> THE TASK: Below are some entries. Output each one exactly as it appears.

> MATERIAL TO PROCESS:
+-------+
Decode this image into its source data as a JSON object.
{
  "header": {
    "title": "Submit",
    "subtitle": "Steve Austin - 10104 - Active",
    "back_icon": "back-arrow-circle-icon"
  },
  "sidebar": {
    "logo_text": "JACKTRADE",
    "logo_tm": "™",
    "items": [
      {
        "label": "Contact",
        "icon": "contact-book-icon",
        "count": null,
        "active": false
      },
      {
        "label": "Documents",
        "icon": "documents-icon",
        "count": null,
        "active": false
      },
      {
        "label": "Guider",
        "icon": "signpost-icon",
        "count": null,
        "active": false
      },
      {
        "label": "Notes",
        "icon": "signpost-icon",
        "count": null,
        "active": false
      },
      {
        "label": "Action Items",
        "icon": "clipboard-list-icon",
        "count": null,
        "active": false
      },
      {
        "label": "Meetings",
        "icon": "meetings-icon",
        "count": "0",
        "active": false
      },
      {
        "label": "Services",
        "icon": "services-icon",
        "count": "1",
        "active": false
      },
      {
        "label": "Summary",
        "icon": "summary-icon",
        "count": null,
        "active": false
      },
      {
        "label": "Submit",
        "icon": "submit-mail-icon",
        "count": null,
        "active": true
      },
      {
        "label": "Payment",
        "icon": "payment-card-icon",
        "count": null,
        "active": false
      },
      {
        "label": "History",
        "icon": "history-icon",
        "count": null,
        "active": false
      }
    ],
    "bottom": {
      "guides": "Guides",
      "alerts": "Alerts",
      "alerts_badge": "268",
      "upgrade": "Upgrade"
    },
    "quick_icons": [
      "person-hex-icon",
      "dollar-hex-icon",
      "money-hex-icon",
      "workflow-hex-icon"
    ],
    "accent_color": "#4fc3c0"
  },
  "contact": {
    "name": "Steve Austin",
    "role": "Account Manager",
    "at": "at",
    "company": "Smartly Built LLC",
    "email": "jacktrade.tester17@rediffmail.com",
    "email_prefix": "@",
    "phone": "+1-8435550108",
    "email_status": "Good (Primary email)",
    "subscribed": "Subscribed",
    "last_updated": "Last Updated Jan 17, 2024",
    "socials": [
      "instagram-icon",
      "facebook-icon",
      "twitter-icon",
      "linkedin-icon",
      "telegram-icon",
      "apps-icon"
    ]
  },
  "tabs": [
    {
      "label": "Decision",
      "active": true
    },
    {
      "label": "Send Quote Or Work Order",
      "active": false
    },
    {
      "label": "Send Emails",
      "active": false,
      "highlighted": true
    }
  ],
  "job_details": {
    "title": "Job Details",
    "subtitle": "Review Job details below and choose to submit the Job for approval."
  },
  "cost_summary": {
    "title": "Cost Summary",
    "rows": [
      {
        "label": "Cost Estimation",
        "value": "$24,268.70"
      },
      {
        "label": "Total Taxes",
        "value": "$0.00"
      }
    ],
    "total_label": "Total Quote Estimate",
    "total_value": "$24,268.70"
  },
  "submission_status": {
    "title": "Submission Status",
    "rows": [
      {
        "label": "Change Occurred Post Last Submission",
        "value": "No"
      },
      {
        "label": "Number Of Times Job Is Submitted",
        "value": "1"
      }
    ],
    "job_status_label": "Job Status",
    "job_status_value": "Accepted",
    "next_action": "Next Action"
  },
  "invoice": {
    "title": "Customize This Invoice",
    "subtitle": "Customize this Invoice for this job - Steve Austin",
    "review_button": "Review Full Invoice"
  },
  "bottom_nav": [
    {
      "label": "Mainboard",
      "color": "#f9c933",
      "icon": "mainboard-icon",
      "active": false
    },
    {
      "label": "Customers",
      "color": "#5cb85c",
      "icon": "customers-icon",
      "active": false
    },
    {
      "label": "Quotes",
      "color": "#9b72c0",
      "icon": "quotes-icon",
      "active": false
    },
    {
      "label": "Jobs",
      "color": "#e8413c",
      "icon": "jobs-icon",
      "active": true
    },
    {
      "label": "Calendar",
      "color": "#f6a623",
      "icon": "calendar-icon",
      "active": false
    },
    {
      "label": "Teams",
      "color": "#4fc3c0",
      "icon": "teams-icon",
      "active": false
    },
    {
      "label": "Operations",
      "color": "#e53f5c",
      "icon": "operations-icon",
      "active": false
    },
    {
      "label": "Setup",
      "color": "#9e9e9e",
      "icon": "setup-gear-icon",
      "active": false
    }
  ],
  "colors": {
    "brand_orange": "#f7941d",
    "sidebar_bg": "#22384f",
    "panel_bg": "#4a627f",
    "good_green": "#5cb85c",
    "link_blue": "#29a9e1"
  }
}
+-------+
> SOLUTION FOR THIS EXERCISE:
Decode this image into its source data as a JSON object.
{
  "header": {
    "title": "Submit",
    "subtitle": "Steve Austin - 10104 - Active",
    "back_icon": "back-arrow-circle-icon"
  },
  "sidebar": {
    "logo_text": "JACKTRADE",
    "logo_tm": "™",
    "items": [
      {
        "label": "Contact",
        "icon": "contact-book-icon",
        "count": null,
        "active": false
      },
      {
        "label": "Documents",
        "icon": "documents-icon",
        "count": null,
        "active": false
      },
      {
        "label": "Guider",
        "icon": "signpost-icon",
        "count": null,
        "active": false
      },
      {
        "label": "Notes",
        "icon": "signpost-icon",
        "count": null,
        "active": false
      },
      {
        "label": "Action Items",
        "icon": "clipboard-list-icon",
        "count": null,
        "active": false
      },
      {
        "label": "Meetings",
        "icon": "meetings-icon",
        "count": "0",
        "active": false
      },
      {
        "label": "Services",
        "icon": "services-icon",
        "count": "1",
        "active": false
      },
      {
        "label": "Summary",
        "icon": "summary-icon",
        "count": null,
        "active": false
      },
      {
        "label": "Submit",
        "icon": "submit-mail-icon",
        "count": null,
        "active": true
      },
      {
        "label": "Payment",
        "icon": "payment-card-icon",
        "count": null,
        "active": false
      },
      {
        "label": "History",
        "icon": "history-icon",
        "count": null,
        "active": false
      }
    ],
    "bottom": {
      "guides": "Guides",
      "alerts": "Alerts",
      "alerts_badge": "268",
      "upgrade": "Upgrade"
    },
    "quick_icons": [
      "person-hex-icon",
      "dollar-hex-icon",
      "money-hex-icon",
      "workflow-hex-icon"
    ],
    "accent_color": "#4fc3c0"
  },
  "contact": {
    "name": "Steve Austin",
    "role": "Account Manager",
    "at": "at",
    "company": "Smartly Built LLC",
    "email": "jacktrade.tester17@rediffmail.com",
    "email_prefix": "@",
    "phone": "+1-8435550108",
    "email_status": "Good (Primary email)",
    "subscribed": "Subscribed",
    "last_updated": "Last Updated Jan 17, 2024",
    "socials": [
      "instagram-icon",
      "facebook-icon",
      "twitter-icon",
      "linkedin-icon",
      "telegram-icon",
      "apps-icon"
    ]
  },
  "tabs": [
    {
      "label": "Decision",
      "active": true
    },
    {
      "label": "Send Quote Or Work Order",
      "active": false
    },
    {
      "label": "Send Emails",
      "active": false,
      "highlighted": true
    }
  ],
  "job_details": {
    "title": "Job Details",
    "subtitle": "Review Job details below and choose to submit the Job for approval."
  },
  "cost_summary": {
    "title": "Cost Summary",
    "rows": [
      {
        "label": "Cost Estimation",
        "value": "$24,268.70"
      },
      {
        "label": "Total Taxes",
        "value": "$0.00"
      }
    ],
    "total_label": "Total Quote Estimate",
    "total_value": "$24,268.70"
  },
  "submission_status": {
    "title": "Submission Status",
    "rows": [
      {
        "label": "Change Occurred Post Last Submission",
        "value": "No"
      },
      {
        "label": "Number Of Times Job Is Submitted",
        "value": "1"
      }
    ],
    "job_status_label": "Job Status",
    "job_status_value": "Accepted",
    "next_action": "Next Action"
  },
  "invoice": {
    "title": "Customize This Invoice",
    "subtitle": "Customize this Invoice for this job - Steve Austin",
    "review_button": "Review Full Invoice"
  },
  "bottom_nav": [
    {
      "label": "Mainboard",
      "color": "#f9c933",
      "icon": "mainboard-icon",
      "active": false
    },
    {
      "label": "Customers",
      "color": "#5cb85c",
      "icon": "customers-icon",
      "active": false
    },
    {
      "label": "Quotes",
      "color": "#9b72c0",
      "icon": "quotes-icon",
      "active": false
    },
    {
      "label": "Jobs",
      "color": "#e8413c",
      "icon": "jobs-icon",
      "active": true
    },
    {
      "label": "Calendar",
      "color": "#f6a623",
      "icon": "calendar-icon",
      "active": false
    },
    {
      "label": "Teams",
      "color": "#4fc3c0",
      "icon": "teams-icon",
      "active": false
    },
    {
      "label": "Operations",
      "color": "#e53f5c",
      "icon": "operations-icon",
      "active": false
    },
    {
      "label": "Setup",
      "color": "#9e9e9e",
      "icon": "setup-gear-icon",
      "active": false
    }
  ],
  "colors": {
    "brand_orange": "#f7941d",
    "sidebar_bg": "#22384f",
    "panel_bg": "#4a627f",
    "good_green": "#5cb85c",
    "link_blue": "#29a9e1"
  }
}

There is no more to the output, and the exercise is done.